++++ Records
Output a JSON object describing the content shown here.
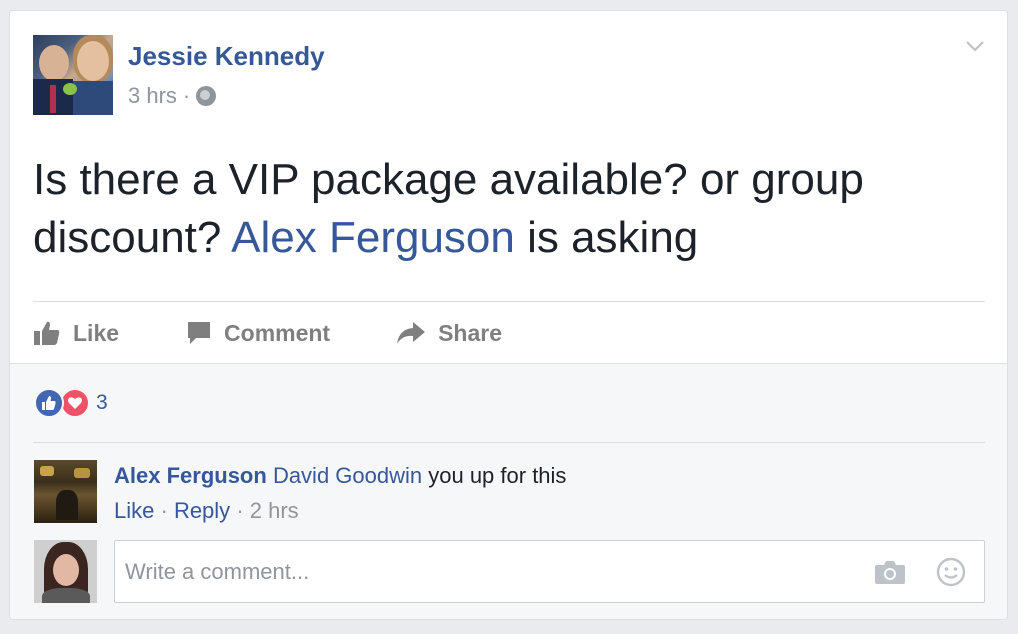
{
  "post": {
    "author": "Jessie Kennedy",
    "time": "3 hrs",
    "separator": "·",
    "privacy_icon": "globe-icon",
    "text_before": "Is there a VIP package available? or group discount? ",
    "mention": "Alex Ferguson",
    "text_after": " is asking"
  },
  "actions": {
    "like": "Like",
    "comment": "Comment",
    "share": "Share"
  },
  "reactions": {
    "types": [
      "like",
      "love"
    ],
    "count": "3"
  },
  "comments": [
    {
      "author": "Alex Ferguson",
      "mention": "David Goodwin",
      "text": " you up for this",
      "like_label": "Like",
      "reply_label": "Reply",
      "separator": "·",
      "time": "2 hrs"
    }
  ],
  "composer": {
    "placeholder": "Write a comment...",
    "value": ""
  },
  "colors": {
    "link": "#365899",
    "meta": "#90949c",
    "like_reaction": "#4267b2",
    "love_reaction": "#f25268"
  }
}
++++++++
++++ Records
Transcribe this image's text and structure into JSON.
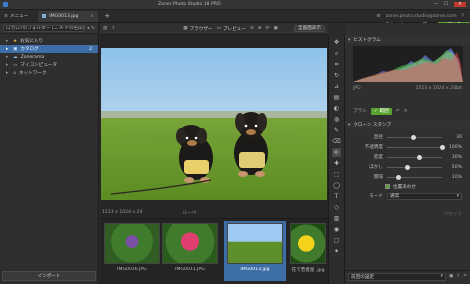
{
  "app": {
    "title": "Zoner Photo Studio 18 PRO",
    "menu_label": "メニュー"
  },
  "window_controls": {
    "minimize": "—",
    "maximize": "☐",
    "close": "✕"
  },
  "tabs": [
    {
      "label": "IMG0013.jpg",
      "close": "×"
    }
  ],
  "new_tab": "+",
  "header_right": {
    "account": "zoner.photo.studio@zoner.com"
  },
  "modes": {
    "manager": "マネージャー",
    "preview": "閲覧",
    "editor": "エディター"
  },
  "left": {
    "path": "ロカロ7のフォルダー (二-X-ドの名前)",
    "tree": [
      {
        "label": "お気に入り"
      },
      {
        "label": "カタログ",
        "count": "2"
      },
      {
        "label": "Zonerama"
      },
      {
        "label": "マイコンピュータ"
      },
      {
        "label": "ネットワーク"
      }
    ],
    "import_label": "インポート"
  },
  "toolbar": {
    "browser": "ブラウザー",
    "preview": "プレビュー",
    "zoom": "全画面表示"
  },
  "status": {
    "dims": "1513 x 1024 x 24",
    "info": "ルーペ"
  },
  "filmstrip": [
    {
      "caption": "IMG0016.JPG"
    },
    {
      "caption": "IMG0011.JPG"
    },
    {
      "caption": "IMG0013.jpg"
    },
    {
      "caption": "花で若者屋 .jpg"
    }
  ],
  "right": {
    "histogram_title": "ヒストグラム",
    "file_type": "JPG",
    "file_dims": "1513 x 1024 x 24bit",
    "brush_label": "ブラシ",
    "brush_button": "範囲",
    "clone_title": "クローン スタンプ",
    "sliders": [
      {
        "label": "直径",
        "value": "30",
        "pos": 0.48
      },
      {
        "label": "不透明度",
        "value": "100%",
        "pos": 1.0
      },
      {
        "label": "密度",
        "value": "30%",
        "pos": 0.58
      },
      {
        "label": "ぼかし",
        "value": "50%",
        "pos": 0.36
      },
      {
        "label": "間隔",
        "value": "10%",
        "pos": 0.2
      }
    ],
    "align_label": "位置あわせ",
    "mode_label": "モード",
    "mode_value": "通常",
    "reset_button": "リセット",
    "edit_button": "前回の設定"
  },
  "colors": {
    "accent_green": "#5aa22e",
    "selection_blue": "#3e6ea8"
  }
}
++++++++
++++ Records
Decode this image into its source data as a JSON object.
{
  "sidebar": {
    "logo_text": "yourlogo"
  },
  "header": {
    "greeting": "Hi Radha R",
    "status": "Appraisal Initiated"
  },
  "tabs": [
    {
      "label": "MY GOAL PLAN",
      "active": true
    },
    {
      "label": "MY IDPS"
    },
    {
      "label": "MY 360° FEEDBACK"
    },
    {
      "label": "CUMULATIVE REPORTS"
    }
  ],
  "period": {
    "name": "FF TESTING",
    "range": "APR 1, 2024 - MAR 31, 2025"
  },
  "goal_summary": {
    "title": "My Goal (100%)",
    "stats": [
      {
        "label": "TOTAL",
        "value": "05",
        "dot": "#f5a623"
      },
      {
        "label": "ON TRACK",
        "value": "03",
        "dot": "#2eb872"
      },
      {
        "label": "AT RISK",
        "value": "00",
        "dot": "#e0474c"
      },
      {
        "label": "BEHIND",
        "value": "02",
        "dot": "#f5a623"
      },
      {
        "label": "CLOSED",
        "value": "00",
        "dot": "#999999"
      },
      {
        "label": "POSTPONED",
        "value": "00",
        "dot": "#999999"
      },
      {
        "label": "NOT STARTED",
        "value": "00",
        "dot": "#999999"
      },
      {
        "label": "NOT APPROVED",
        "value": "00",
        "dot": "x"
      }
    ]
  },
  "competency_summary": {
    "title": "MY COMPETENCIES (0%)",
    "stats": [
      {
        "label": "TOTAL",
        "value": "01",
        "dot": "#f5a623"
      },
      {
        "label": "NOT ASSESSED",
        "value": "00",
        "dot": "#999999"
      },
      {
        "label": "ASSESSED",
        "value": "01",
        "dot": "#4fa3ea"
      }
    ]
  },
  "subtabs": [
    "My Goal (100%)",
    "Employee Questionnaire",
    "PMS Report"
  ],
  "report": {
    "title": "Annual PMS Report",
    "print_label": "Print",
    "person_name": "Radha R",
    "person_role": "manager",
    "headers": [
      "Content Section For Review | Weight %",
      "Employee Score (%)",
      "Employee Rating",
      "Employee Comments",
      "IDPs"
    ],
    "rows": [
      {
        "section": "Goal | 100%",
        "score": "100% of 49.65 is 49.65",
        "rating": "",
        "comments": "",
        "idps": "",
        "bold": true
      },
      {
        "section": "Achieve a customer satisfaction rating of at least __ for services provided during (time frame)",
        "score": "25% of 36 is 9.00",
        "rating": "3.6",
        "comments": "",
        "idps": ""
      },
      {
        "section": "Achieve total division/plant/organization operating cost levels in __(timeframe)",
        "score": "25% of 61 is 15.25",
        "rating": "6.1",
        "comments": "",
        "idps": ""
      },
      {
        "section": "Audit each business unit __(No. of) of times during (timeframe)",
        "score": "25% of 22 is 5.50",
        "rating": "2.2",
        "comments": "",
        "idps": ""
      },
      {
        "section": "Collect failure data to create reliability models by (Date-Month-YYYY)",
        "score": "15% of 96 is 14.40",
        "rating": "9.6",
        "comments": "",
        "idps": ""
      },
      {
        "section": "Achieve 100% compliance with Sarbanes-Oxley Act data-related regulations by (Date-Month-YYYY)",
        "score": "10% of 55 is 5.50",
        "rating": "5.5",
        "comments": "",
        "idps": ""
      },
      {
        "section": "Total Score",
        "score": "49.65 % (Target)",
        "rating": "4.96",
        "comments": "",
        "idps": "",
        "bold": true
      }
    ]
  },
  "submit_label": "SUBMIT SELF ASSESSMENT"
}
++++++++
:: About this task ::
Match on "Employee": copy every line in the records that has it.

:: Exercise output ::
    "Employee Questionnaire",
      "Employee Score (%)",
      "Employee Rating",
      "Employee Comments",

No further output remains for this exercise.